→ **Task directions**
Report all lines below with the word "PAYE".

Entries from a dataset of interfaces
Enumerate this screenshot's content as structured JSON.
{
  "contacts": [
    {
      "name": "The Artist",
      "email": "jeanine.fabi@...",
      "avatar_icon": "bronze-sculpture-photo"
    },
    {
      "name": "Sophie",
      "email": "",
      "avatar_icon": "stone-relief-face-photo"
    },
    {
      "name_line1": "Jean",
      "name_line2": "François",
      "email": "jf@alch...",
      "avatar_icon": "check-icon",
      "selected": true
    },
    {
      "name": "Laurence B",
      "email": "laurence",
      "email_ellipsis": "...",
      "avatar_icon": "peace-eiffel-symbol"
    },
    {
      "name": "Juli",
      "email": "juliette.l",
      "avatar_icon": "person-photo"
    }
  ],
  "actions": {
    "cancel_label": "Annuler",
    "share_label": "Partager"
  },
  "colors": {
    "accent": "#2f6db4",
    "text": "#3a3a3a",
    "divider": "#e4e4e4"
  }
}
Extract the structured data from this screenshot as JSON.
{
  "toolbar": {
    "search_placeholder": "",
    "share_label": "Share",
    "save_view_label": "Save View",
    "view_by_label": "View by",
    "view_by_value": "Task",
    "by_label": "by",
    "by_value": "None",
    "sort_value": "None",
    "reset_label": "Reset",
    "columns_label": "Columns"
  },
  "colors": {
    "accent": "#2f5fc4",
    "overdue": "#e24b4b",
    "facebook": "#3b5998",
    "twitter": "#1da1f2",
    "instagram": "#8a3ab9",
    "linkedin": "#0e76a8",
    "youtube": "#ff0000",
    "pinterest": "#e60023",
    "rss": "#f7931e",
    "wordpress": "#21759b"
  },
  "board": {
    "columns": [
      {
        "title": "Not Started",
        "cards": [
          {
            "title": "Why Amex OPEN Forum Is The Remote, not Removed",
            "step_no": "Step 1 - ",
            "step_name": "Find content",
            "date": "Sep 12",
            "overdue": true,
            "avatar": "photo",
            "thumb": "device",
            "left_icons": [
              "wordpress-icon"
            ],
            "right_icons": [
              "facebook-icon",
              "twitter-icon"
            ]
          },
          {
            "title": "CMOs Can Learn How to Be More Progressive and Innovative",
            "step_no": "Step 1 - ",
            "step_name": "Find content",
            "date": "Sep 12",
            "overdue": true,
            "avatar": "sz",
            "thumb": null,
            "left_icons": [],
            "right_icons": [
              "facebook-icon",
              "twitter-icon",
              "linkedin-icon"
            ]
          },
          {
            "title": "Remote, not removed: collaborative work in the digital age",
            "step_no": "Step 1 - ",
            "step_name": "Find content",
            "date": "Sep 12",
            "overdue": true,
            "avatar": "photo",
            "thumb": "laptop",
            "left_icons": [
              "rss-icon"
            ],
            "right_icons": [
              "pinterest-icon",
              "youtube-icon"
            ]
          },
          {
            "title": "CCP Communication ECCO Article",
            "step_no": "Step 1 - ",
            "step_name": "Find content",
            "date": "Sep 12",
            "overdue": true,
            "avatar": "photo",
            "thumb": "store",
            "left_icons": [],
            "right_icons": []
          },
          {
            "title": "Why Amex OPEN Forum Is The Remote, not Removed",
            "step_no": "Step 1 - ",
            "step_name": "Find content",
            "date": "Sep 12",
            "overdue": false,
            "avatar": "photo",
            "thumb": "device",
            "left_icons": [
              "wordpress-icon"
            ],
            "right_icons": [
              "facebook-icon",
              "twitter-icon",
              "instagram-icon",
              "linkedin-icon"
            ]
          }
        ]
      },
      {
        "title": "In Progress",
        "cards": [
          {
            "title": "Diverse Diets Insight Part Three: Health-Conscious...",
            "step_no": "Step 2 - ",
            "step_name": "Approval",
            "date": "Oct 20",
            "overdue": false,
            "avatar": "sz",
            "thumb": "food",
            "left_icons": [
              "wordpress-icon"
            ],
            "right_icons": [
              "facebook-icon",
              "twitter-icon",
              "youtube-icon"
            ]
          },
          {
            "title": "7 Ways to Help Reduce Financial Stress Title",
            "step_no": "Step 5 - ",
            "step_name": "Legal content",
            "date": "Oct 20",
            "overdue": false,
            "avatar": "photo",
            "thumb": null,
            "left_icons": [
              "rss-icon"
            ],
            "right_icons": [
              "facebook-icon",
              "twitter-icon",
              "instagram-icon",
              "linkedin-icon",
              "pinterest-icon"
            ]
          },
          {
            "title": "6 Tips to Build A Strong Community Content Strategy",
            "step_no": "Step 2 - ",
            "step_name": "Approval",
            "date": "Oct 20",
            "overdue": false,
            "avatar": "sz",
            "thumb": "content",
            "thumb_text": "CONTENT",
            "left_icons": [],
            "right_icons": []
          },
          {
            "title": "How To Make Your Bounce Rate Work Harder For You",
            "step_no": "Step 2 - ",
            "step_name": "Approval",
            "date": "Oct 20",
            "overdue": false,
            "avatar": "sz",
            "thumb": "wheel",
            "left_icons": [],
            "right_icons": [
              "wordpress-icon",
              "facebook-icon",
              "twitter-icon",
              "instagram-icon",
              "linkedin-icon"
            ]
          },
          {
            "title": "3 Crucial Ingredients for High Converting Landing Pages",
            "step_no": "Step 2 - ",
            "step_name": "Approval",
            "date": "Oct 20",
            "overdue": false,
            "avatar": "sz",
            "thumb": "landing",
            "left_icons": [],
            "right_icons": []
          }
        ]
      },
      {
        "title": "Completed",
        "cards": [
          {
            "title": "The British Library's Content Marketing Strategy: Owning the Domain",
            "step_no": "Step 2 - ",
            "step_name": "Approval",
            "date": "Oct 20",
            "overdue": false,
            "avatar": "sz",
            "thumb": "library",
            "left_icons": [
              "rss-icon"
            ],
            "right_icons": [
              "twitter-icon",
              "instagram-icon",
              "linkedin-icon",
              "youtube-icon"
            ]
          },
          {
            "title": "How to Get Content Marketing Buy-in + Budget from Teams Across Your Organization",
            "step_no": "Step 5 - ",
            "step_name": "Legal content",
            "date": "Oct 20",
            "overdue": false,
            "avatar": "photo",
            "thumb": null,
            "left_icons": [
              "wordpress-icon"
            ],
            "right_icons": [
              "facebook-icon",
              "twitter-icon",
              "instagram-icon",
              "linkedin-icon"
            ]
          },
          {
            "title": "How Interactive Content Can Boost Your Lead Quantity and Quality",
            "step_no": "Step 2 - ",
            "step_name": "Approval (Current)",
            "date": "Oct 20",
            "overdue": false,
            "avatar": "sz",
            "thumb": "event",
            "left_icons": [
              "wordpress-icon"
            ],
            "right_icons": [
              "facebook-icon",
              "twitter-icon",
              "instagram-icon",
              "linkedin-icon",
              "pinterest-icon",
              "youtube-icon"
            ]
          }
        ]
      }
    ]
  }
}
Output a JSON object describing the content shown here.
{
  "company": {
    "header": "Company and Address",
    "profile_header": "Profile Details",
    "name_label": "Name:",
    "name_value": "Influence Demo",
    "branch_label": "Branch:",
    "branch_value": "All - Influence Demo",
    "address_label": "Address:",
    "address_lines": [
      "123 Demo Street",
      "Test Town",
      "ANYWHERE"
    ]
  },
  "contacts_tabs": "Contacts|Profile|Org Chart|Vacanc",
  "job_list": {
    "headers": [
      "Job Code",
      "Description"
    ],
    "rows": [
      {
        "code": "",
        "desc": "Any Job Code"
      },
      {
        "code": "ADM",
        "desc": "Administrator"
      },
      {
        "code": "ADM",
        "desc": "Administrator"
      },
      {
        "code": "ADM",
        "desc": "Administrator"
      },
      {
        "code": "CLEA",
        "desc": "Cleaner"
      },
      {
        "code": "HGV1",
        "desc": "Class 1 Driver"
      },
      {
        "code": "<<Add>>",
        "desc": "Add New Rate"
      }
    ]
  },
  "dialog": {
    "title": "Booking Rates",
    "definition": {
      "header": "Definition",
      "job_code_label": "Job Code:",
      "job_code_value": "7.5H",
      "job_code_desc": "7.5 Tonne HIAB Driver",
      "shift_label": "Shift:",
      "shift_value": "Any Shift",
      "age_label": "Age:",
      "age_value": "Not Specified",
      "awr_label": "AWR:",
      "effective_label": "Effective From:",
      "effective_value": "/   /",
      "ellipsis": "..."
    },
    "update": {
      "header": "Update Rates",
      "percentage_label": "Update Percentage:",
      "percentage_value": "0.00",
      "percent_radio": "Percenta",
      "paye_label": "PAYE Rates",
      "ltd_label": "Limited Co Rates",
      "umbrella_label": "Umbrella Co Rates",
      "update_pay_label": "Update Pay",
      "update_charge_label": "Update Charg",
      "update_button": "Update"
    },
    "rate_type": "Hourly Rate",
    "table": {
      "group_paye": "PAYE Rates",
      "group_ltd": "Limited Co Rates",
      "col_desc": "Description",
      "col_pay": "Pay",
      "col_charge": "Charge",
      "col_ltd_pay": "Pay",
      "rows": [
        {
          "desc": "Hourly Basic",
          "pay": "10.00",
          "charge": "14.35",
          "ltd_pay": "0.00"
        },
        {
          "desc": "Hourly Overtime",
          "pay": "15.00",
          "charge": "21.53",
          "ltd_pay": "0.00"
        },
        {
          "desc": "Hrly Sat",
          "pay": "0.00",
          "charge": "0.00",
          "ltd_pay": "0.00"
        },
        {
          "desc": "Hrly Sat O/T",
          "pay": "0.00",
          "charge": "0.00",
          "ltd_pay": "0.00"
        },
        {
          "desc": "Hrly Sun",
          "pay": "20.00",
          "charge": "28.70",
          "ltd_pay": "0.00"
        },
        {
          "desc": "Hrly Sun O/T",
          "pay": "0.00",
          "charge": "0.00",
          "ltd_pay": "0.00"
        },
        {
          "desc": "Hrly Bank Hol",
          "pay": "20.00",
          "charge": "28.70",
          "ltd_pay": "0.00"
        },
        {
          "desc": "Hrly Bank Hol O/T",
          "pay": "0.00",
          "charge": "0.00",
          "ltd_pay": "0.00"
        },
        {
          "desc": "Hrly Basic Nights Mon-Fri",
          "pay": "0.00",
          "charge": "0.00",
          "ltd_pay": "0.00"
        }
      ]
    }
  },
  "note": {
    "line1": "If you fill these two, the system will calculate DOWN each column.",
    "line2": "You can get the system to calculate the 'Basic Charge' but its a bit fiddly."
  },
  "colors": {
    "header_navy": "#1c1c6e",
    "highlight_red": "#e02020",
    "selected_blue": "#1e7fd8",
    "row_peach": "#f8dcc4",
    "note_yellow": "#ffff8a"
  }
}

→ **Finished exercise**
      "paye_label": "PAYE Rates",
      "group_paye": "PAYE Rates",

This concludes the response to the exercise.